Required action:
Each line of the records that includes "description" should be found and copied.

═══ Input ═══

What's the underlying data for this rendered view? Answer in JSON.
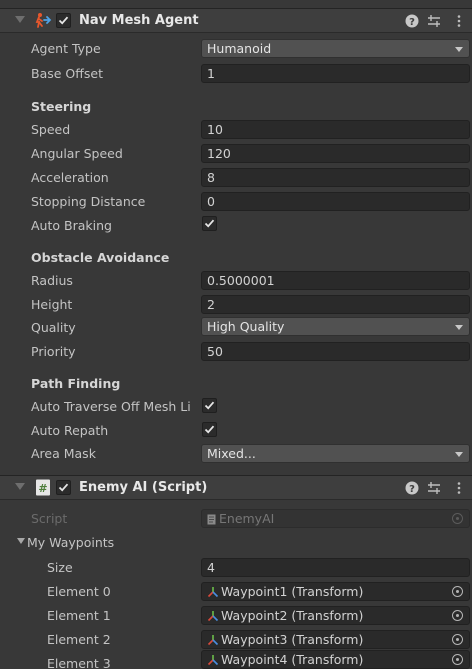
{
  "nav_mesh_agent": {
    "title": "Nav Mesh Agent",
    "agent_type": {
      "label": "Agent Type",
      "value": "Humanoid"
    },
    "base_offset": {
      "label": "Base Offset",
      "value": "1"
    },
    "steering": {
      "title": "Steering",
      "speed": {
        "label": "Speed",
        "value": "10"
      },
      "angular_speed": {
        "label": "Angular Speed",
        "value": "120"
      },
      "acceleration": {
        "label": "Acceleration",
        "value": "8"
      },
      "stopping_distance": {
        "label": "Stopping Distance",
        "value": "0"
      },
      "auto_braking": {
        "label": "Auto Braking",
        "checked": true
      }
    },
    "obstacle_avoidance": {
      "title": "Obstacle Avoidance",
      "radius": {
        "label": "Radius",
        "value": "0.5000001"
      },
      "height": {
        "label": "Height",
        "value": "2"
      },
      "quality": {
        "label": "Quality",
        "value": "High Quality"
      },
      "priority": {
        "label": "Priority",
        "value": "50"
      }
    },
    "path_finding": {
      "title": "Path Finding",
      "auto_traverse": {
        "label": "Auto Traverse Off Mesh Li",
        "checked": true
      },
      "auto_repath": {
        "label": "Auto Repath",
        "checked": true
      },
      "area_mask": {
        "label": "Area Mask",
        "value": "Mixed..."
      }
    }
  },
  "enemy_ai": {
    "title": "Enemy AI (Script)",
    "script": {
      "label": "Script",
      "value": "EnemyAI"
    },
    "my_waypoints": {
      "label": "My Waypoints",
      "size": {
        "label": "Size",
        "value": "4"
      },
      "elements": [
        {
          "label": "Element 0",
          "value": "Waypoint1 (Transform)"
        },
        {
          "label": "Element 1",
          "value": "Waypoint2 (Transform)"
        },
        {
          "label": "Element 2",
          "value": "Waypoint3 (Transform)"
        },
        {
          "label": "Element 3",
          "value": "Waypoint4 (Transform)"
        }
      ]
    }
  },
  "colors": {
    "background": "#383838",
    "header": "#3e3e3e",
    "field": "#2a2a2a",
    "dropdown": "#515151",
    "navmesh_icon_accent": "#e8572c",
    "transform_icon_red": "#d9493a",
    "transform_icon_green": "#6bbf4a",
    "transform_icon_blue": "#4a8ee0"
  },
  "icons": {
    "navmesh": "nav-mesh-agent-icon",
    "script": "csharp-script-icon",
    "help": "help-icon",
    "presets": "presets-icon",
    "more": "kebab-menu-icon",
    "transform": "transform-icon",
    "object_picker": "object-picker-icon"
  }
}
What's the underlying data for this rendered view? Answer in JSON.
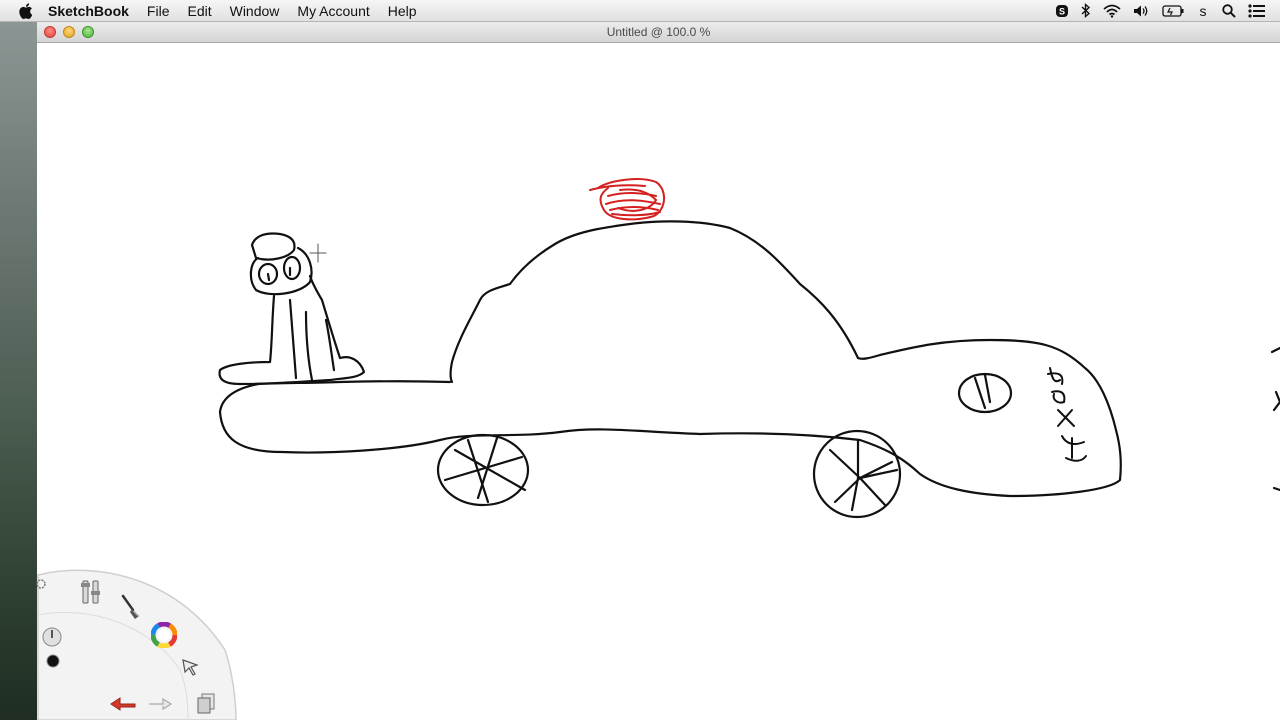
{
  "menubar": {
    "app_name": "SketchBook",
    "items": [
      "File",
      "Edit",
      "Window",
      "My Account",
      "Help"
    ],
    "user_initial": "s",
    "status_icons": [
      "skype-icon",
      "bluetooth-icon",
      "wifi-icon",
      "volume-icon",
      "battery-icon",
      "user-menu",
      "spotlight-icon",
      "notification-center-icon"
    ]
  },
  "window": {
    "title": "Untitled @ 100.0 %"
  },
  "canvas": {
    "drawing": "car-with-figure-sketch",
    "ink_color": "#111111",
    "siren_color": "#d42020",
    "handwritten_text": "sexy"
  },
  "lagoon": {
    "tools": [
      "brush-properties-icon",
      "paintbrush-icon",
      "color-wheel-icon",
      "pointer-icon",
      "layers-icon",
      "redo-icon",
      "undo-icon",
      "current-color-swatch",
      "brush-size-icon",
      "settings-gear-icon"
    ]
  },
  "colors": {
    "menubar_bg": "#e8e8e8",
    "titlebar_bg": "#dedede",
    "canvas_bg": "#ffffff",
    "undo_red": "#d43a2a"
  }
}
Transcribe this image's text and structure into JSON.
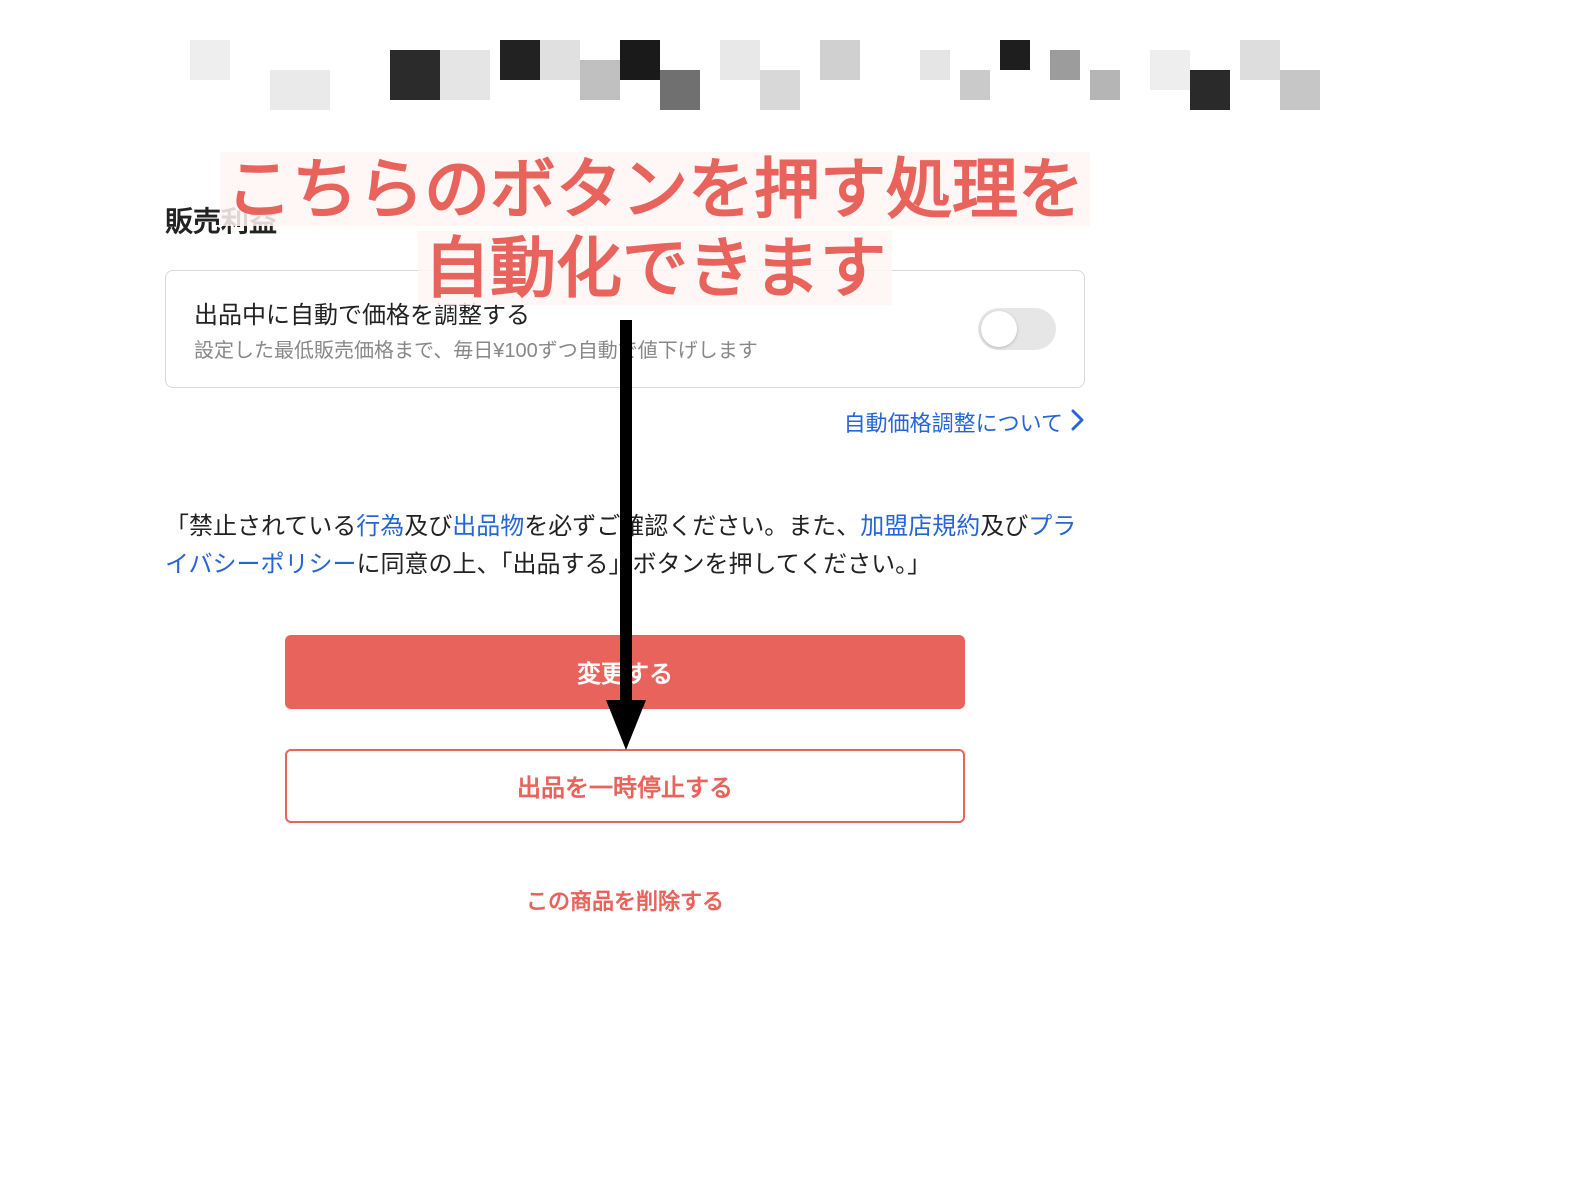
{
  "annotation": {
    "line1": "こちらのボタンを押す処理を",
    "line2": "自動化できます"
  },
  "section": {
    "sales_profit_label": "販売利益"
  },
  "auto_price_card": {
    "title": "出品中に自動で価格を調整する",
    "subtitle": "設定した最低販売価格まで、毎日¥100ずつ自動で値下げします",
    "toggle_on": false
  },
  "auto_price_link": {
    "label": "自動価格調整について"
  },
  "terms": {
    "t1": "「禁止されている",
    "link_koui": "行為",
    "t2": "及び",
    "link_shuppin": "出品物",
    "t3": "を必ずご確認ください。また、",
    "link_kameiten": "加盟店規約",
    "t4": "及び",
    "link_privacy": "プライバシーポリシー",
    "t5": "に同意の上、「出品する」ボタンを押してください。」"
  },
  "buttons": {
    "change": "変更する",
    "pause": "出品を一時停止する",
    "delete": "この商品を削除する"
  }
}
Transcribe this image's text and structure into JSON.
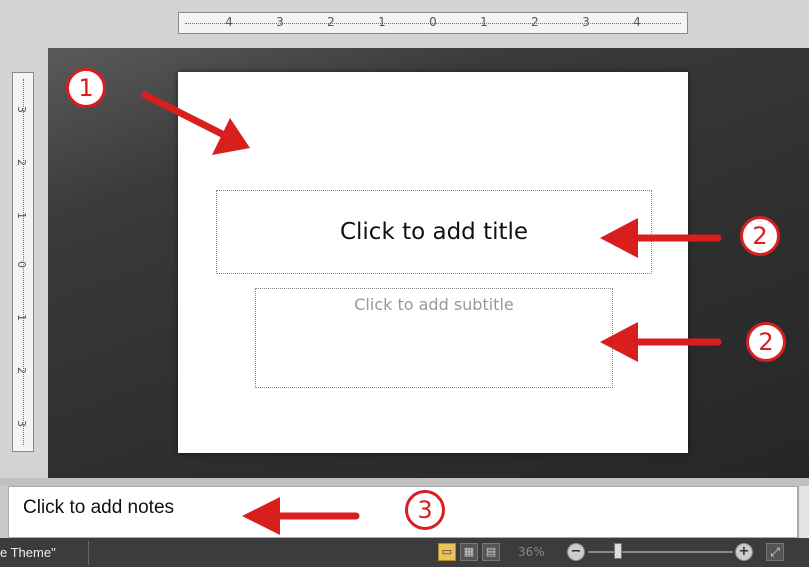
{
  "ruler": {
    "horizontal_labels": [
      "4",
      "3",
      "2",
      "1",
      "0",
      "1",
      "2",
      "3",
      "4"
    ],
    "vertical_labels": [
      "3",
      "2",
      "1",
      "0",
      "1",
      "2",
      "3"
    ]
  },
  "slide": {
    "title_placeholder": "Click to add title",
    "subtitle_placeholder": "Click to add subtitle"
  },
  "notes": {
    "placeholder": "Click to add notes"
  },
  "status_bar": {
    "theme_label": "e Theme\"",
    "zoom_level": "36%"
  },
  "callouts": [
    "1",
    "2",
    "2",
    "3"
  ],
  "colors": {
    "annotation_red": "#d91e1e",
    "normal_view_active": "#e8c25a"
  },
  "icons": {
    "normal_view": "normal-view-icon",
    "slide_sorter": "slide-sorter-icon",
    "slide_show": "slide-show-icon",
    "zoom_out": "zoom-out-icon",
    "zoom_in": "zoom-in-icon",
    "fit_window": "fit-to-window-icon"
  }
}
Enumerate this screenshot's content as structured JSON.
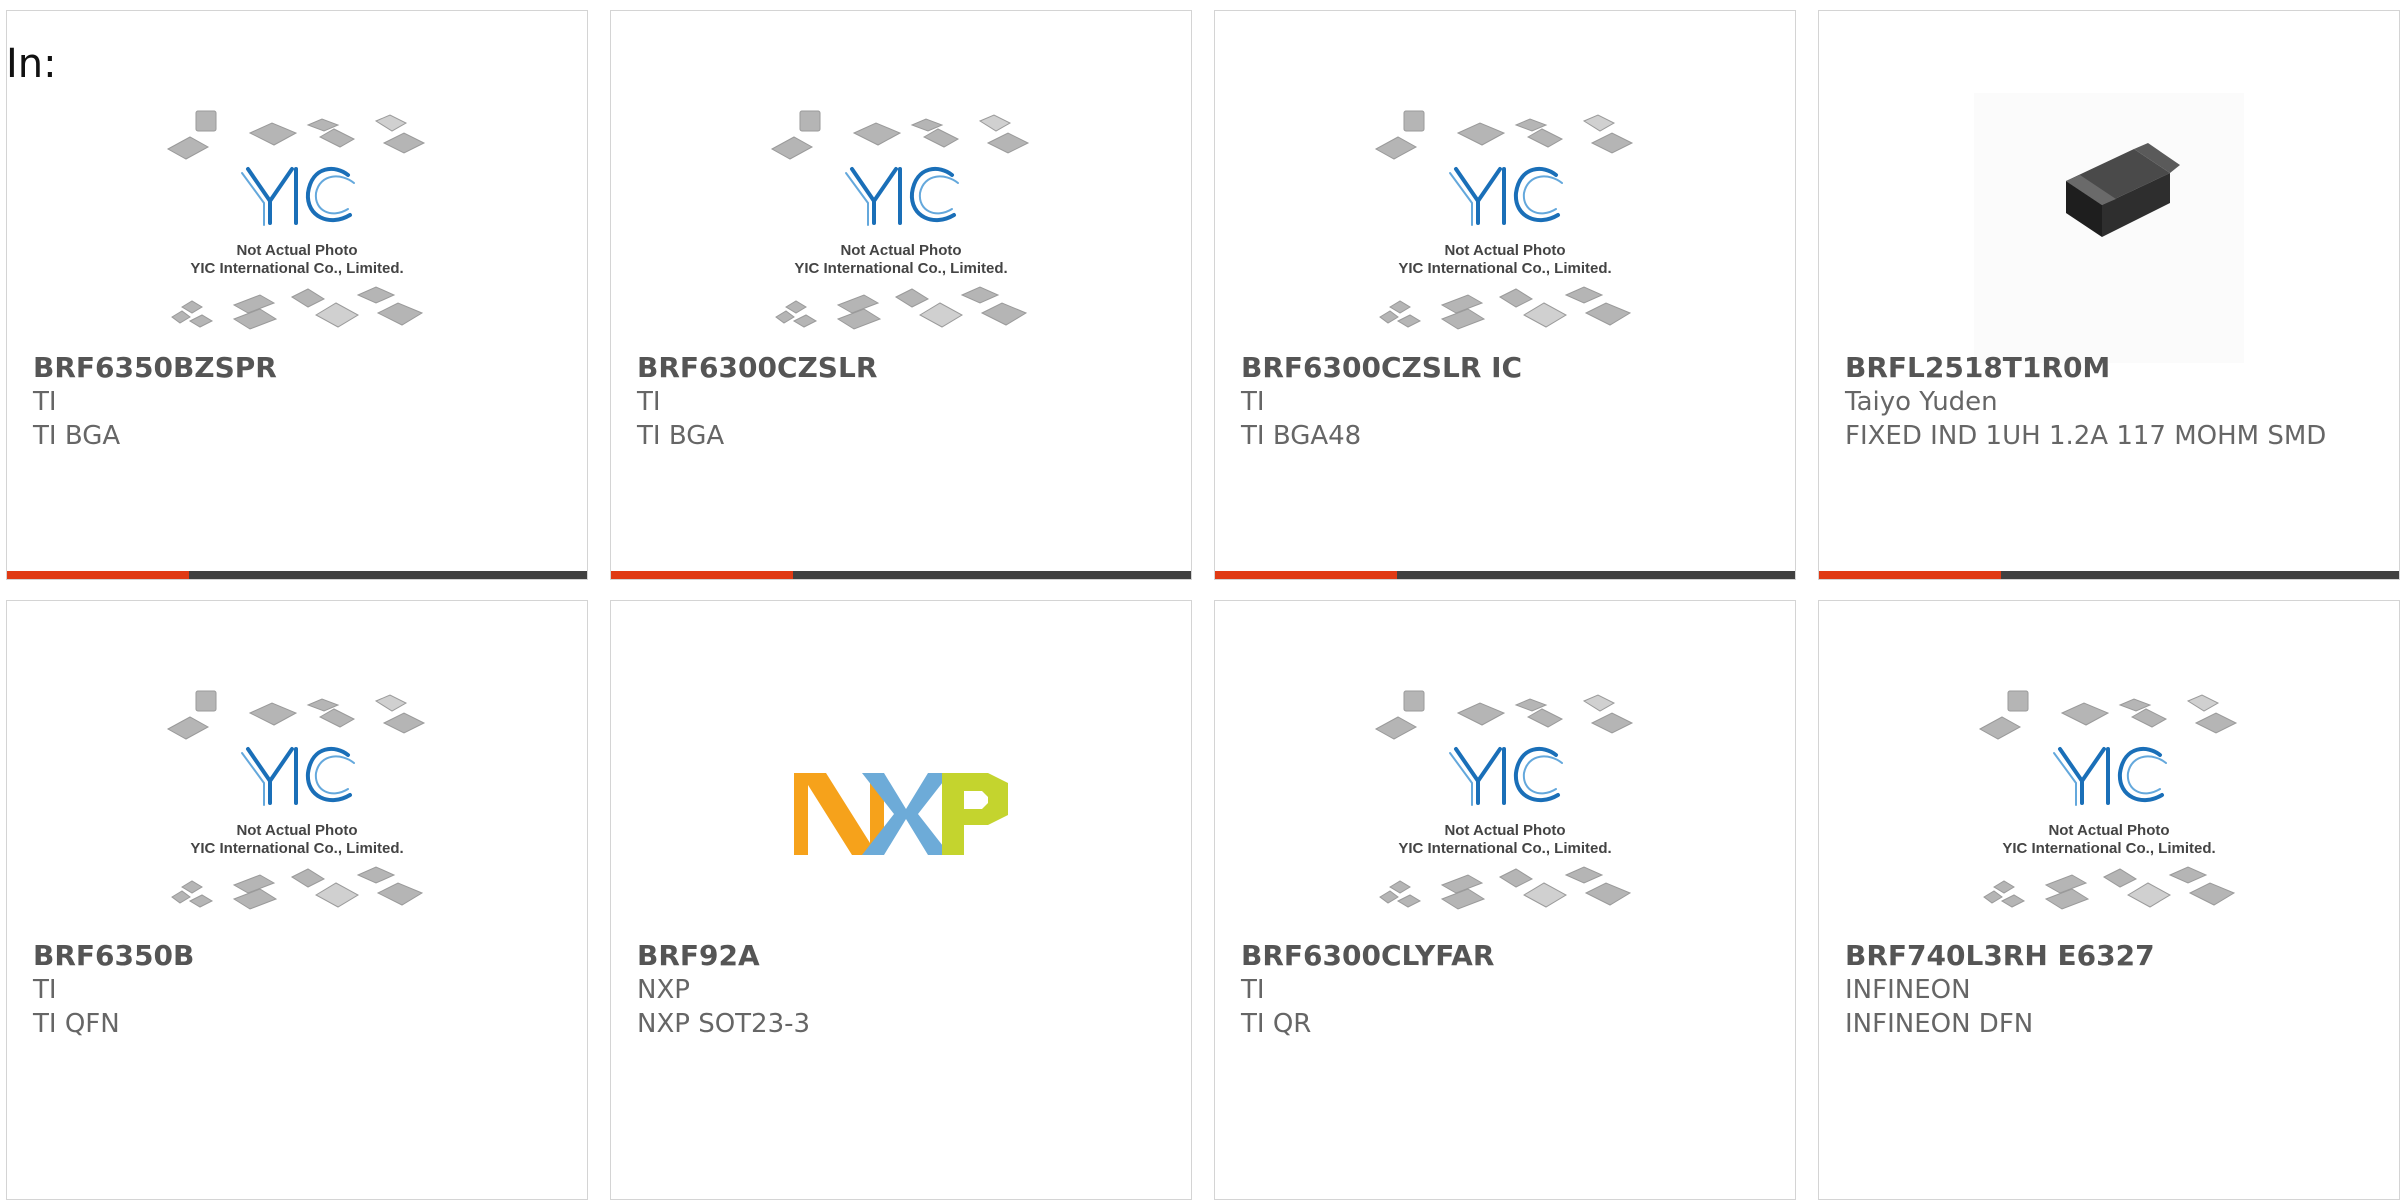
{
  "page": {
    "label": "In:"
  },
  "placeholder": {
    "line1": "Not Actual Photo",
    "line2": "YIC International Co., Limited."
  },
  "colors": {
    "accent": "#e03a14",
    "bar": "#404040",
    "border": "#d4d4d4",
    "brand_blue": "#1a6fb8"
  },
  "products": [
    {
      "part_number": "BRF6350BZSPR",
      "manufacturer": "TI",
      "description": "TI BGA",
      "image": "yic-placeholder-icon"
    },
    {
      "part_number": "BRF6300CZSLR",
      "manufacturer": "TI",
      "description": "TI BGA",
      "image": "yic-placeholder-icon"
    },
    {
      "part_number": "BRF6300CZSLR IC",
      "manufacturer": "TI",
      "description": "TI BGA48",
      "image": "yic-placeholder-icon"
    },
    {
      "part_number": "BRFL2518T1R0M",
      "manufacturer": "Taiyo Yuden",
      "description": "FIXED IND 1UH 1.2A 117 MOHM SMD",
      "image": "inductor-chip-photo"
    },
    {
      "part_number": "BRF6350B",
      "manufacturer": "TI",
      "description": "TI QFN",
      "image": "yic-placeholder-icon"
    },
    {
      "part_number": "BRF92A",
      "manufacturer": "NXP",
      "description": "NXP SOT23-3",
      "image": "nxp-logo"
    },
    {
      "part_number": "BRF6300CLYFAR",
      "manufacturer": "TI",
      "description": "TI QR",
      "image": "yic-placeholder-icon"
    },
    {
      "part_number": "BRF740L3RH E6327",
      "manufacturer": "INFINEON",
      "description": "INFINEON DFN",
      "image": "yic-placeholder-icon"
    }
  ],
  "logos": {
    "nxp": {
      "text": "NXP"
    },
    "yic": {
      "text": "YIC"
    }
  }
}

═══

Answer to the exercise:
      "description": "TI BGA",
      "description": "TI BGA",
      "description": "TI BGA48",
      "description": "FIXED IND 1UH 1.2A 117 MOHM SMD",
      "description": "TI QFN",
      "description": "NXP SOT23-3",
      "description": "TI QR",
      "description": "INFINEON DFN",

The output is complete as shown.